Transcribed by David Twersky; Jerusalem [email protected]
Technical Assistance by Dovid Hoffman; Baltimore, MD [email protected]
This week’s write-up is adapted from the hashkafa portion of Rabbi Yissochar Frand’s Commuter Chavrusah Series on the weekly Torah portion. A listing of the halachic portions for Parshas Toldos is provided below:
- # 031 – Marriage Between Relatives
- # 073 – Non-Kosher Medicines and the Birchas Hareiach (Scents)
- # 122 – G’neivas Da’as: Deception and Your Fellow Man
- # 169 – The Blind Person in Halacha
- # 215 – V’sain Tal U’matar
- # 259 – “Sorfin Al Hachzakos”: The Concept of Chazaka in Halacha
- # 305 – The Bracha of “Baruch Sheptarani”
- # 349 – Must Mincha Have a “Chazoras Hashatz”?
- # 393 – Neitz Hachama vs. Tefilah B’tzibur
- # 437 – Accepting Tzedaka from Women
- # 481 – Lying to Keep What’s Yours
- # 525 – Maris Ayin
- # 569 – Yichud With Relatives
- # 613 – Shiva and the Wayward Son
- # 657 – Fascinating Insights into the Tefilah of Mincha
- # 701 – Fasting on The Wedding Day
- # 745 – The Cost of Stealing a Mizvah
- # 789 – The Power of Your Own Words
- # 833 – Six or Ten People for Chazoras Hashatz?
- # 877 – Bar Mitzvah Sh’ailos
- # 921 – Accepting Someone Else’s Curse
- # 964 – The Non-Observant at Your Yom Tov Meal: Good idea or Problem?
- #1008 – “I Don’t Want You To Marry That Man” Must A Daughter Listen?
- #1052 – Seudas Hav’ra’ah and Sending Food During Shiva
- #1095 – Fascinating Bar Mitzvah Sh’ailos
- #1138 – Who’s Better For A Shliach Tzibur – A FFB or BT?
- #1181 – Maaser Money On Chasunah Gifts – Must You?
- #1225 – The Bar Mitzvah Bochur Who Leined His Haftorah by Heart

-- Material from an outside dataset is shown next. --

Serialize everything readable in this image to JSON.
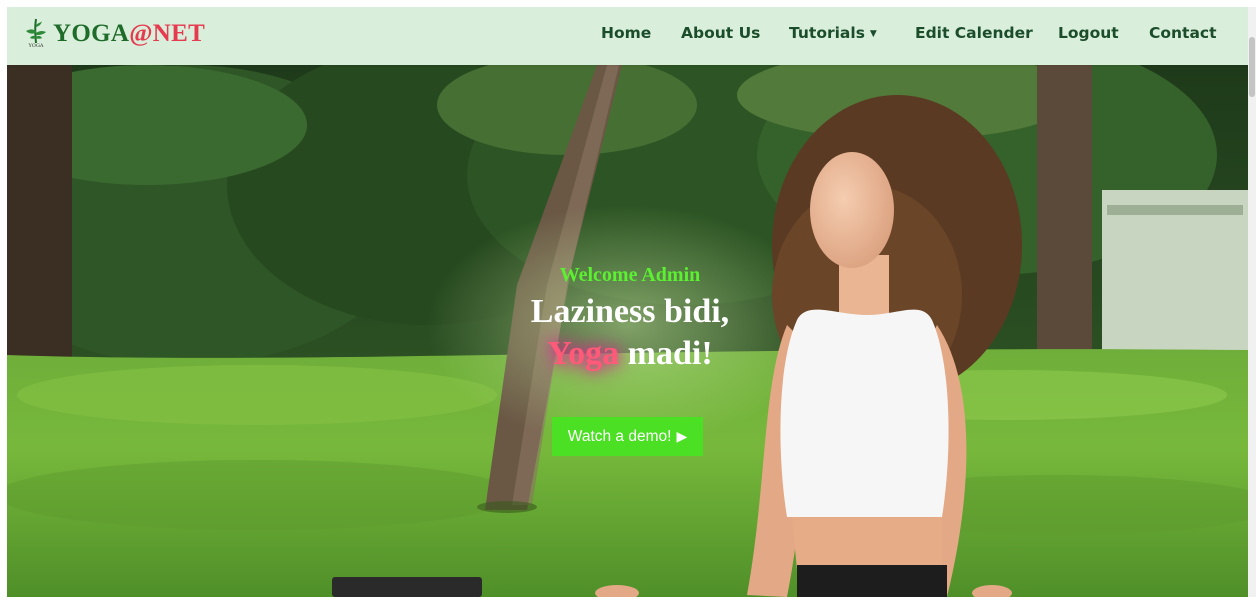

- #1269 – The B.T. Dilemma: Can He Trust His Non-Observant Parents That All Will Be Kosher?
- #1313 – An Orthodox Minyan in a Conservative Shul: Is there A Problem with Ma’aris Ayin?

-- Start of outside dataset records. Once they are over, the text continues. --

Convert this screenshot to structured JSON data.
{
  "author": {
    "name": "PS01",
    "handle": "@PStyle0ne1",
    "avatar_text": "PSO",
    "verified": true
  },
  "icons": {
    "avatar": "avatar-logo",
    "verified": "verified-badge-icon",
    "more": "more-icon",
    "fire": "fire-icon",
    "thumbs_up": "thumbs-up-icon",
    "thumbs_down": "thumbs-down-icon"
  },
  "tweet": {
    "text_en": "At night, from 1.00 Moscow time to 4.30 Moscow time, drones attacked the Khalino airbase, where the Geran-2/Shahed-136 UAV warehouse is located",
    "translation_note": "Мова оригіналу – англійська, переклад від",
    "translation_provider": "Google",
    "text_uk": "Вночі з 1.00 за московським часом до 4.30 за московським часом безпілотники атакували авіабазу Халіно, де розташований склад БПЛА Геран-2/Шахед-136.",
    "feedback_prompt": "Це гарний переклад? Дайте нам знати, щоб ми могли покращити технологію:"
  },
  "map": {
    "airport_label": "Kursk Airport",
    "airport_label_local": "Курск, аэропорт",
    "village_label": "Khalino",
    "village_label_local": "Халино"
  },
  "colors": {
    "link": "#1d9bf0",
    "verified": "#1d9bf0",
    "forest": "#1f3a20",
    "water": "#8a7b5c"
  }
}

- #1357 – Blood and DNA Test in Determining Paternity
- #1401 – Keeping Your Website Open For Business On Shabbos – Is there a Problem?
- (2019) – The December Office Party at Ruth Chris Steak House – Can You Attend?
A complete catalogue can be ordered from the Yad Yechiel Institute, PO Box 511, Owings Mills MD 21117-0511. Call (410) 358-0416 or e-mail [email protected] or visit http://www.yadyechiel.org/ for further information.